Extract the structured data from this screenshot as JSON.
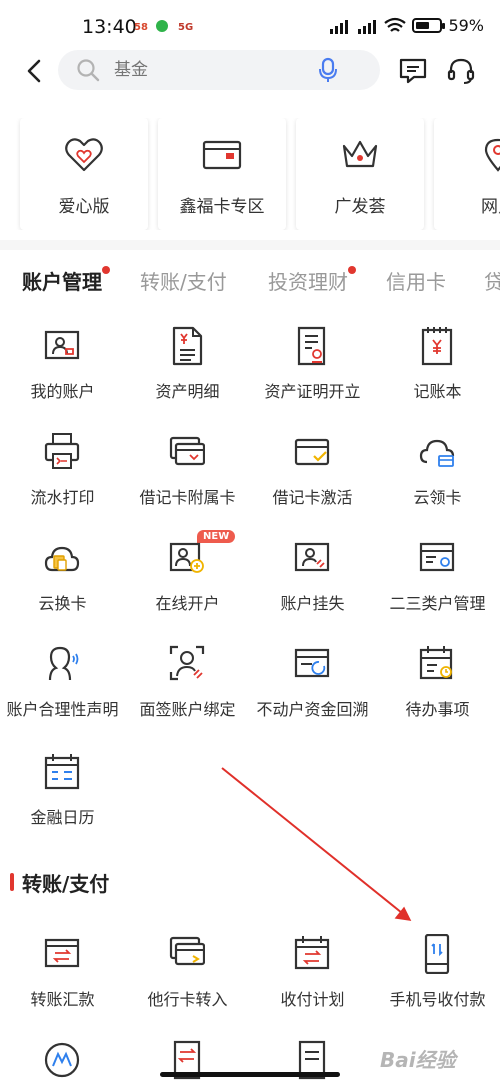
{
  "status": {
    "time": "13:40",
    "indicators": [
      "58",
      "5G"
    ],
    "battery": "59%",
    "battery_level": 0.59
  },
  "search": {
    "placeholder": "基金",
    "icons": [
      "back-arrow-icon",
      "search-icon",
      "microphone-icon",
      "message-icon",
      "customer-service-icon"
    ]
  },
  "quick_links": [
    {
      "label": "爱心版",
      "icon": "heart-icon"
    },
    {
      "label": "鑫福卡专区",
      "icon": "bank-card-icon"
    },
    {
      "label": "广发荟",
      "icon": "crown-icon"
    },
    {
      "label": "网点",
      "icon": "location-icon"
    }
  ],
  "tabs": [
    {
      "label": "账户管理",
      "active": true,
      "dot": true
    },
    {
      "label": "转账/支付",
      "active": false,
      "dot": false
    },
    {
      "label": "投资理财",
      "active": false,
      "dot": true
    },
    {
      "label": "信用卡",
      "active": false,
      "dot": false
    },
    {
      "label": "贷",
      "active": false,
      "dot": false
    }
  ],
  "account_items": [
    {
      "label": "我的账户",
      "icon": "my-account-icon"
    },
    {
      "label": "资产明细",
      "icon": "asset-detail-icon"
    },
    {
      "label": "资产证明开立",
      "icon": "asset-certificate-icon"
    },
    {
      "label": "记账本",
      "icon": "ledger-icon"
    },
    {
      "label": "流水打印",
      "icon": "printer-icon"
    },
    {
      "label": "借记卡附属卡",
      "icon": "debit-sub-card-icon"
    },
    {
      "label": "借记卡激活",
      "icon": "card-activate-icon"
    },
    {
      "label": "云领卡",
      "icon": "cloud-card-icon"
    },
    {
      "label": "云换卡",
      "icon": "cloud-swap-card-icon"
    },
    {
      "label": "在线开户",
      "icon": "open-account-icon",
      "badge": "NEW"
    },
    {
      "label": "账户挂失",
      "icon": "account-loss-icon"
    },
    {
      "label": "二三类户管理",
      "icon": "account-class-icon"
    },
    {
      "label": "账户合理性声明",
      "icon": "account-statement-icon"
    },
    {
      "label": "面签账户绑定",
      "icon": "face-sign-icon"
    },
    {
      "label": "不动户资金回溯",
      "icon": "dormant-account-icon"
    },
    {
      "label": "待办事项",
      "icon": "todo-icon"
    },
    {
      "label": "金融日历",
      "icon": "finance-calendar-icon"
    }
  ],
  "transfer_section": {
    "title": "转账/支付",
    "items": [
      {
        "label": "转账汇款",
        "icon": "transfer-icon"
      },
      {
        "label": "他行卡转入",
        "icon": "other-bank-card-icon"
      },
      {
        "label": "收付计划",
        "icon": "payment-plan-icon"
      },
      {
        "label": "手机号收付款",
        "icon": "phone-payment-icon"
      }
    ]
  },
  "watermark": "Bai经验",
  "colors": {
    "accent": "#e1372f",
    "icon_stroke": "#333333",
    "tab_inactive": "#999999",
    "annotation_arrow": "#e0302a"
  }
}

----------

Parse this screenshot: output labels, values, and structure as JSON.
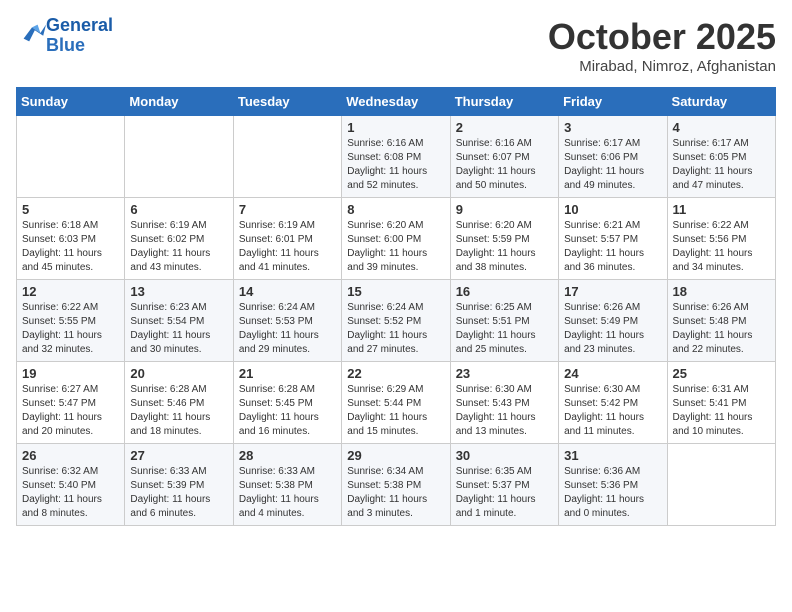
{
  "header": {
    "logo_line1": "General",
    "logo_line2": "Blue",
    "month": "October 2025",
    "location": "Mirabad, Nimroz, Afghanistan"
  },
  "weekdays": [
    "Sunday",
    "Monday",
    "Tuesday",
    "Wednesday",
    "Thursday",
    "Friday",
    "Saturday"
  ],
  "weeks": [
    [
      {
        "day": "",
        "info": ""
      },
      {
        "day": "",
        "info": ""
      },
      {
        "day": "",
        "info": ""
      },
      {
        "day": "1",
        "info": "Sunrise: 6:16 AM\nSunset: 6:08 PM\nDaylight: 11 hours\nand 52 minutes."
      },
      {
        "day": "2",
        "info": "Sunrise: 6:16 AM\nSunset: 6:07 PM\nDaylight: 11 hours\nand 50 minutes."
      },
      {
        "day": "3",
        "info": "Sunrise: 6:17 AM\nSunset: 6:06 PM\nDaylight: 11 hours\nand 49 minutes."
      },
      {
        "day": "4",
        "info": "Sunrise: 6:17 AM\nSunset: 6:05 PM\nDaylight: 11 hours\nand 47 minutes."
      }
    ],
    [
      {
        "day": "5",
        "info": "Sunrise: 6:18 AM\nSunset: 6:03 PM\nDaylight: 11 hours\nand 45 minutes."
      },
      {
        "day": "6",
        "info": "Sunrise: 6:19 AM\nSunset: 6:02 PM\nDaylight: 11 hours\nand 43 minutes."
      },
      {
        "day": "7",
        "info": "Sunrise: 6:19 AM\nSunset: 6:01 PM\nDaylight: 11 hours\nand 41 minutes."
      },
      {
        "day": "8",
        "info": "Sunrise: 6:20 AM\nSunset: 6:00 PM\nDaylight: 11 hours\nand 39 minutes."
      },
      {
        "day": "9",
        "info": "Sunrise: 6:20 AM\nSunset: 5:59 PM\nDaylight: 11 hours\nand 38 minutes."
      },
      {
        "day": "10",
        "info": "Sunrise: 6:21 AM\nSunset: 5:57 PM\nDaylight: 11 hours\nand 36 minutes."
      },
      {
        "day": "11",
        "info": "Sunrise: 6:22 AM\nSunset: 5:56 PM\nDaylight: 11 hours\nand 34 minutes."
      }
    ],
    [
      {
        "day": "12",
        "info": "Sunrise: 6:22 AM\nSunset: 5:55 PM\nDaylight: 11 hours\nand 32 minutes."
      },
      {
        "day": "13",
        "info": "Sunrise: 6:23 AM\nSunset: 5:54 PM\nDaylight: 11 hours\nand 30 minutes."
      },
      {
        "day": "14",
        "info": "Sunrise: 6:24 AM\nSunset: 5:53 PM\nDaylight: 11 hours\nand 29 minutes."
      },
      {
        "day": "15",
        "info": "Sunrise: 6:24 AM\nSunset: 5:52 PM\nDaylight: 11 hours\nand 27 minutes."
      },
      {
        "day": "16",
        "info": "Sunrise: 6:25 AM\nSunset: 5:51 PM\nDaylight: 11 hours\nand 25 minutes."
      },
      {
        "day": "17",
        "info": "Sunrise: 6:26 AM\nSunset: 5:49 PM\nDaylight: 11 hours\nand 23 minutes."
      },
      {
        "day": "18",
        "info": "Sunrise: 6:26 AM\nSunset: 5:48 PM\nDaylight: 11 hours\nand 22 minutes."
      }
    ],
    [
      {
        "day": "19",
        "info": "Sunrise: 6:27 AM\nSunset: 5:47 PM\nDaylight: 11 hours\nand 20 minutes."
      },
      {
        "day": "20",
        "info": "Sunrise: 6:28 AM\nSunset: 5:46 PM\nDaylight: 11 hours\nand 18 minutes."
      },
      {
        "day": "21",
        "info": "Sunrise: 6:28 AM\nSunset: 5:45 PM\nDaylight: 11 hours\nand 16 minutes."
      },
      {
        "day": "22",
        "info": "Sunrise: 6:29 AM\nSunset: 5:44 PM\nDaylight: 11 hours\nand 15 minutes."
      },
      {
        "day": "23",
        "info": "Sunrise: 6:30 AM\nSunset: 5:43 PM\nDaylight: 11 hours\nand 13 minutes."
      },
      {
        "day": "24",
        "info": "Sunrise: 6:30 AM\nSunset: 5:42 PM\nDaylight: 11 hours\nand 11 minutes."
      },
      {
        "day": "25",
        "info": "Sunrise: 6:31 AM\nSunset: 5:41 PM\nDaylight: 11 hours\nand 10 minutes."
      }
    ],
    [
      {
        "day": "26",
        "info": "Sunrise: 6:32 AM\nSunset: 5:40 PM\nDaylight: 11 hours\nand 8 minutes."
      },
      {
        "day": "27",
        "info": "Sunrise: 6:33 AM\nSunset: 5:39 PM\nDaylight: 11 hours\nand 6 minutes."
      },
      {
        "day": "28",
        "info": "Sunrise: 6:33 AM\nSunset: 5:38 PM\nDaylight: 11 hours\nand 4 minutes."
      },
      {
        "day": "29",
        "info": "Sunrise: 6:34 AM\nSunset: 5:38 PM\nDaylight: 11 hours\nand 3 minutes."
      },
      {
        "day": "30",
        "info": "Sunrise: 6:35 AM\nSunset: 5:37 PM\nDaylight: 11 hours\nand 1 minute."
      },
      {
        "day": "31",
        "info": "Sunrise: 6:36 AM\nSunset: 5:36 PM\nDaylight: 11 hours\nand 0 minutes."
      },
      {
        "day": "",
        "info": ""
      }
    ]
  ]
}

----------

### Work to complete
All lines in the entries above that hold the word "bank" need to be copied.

### Exercise solution
      "icon": "bank-card-icon"
        "icon": "other-bank-card-icon"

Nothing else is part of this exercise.